I also highly recommend the Celtic Recon group Imbas; they do excellent work and have a number of very stringent scholars amongst their ranks.  Unfortunately, last I checked, I think they were going through a period of reorganization, and may be closed to new members until such time as they finish.  I am hoping to join them when they re-open, but I haven’t checked if they’d re-opened in some time (at least a couple of months).

I hear good things about Ord na Darach Gile, the Druid Order of White Oak, but I haven’t had a chance to look into it much.  However, I know a couple recons I respect very highly are a part of it.

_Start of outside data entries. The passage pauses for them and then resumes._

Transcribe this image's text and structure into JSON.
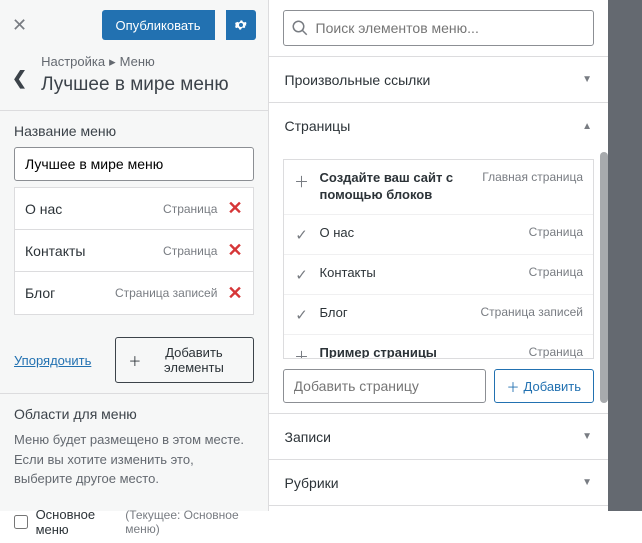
{
  "header": {
    "publish": "Опубликовать"
  },
  "crumb": {
    "a": "Настройка",
    "b": "Меню"
  },
  "title": "Лучшее в мире меню",
  "menu_name_label": "Название меню",
  "menu_name_value": "Лучшее в мире меню",
  "items": [
    {
      "name": "О нас",
      "type": "Страница"
    },
    {
      "name": "Контакты",
      "type": "Страница"
    },
    {
      "name": "Блог",
      "type": "Страница записей"
    }
  ],
  "reorder": "Упорядочить",
  "add_elements": "Добавить элементы",
  "areas": {
    "title": "Области для меню",
    "desc": "Меню будет размещено в этом месте. Если вы хотите изменить это, выберите другое место.",
    "opt": "Основное меню",
    "opt_sub": "(Текущее: Основное меню)"
  },
  "search_placeholder": "Поиск элементов меню...",
  "acc": {
    "links": "Произвольные ссылки",
    "pages": "Страницы",
    "posts": "Записи",
    "cats": "Рубрики"
  },
  "pages": [
    {
      "name": "Создайте ваш сайт с помощью блоков",
      "type": "Главная страница",
      "icon": "add"
    },
    {
      "name": "О нас",
      "type": "Страница",
      "icon": "check"
    },
    {
      "name": "Контакты",
      "type": "Страница",
      "icon": "check"
    },
    {
      "name": "Блог",
      "type": "Страница записей",
      "icon": "check"
    },
    {
      "name": "Пример страницы",
      "type": "Страница",
      "icon": "add"
    }
  ],
  "add_page_placeholder": "Добавить страницу",
  "add_btn": "Добавить"
}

I’m less aware of other recon organizations, especially for those faiths that have smaller numbers: Babylonian/Sumerian/Assyrian faiths, Egyptian, Aztec/Mayan/Incan, etc.  There may be groups for those religions, but if there are, I’ve never heard of them.

Skepoet : Do you think the is need for larger local chapters to do festivals and rituals, or do you think that much of the communities involved are too geographically spread out?
Jennifer Lawrence:  Well, I’m largely unaware that this is an issue; then again, I live 15 minutes from downtown Chicago and about 3 hours from Indianapolis; there are plenty of festivals and the like in this area (Pagan Spirit Gathering and Pan-Pagan Gathering both recently, and then local Pagan Pride Days every year by plenty of local communities, even the small one for our Indiana county).  I can imagine that it’s a problem in very rural areas; then again, I don’t know if there is a large number of pagans in very rural areas.  When I was living in VERY rural southwestern Wisconsin, during my vaguely-Greek-themed animist/pantheist phase, before I discovered organized Wicca and then the Recon faiths, I didn’t know of any other pagans at all (granted, this was in the early 90s, before Hollywood started using Wiccans and pagans as characters or concepts).

Skepoet: Anything you’d like to say in closing?

Jennifer Lawrence:  .I really can’t think of anything.  I’m not much of one for grand, sweeping statements; I just hope what I said made sense and may turn out to be helpful, even for one person.  Thank you for letting me take part in this!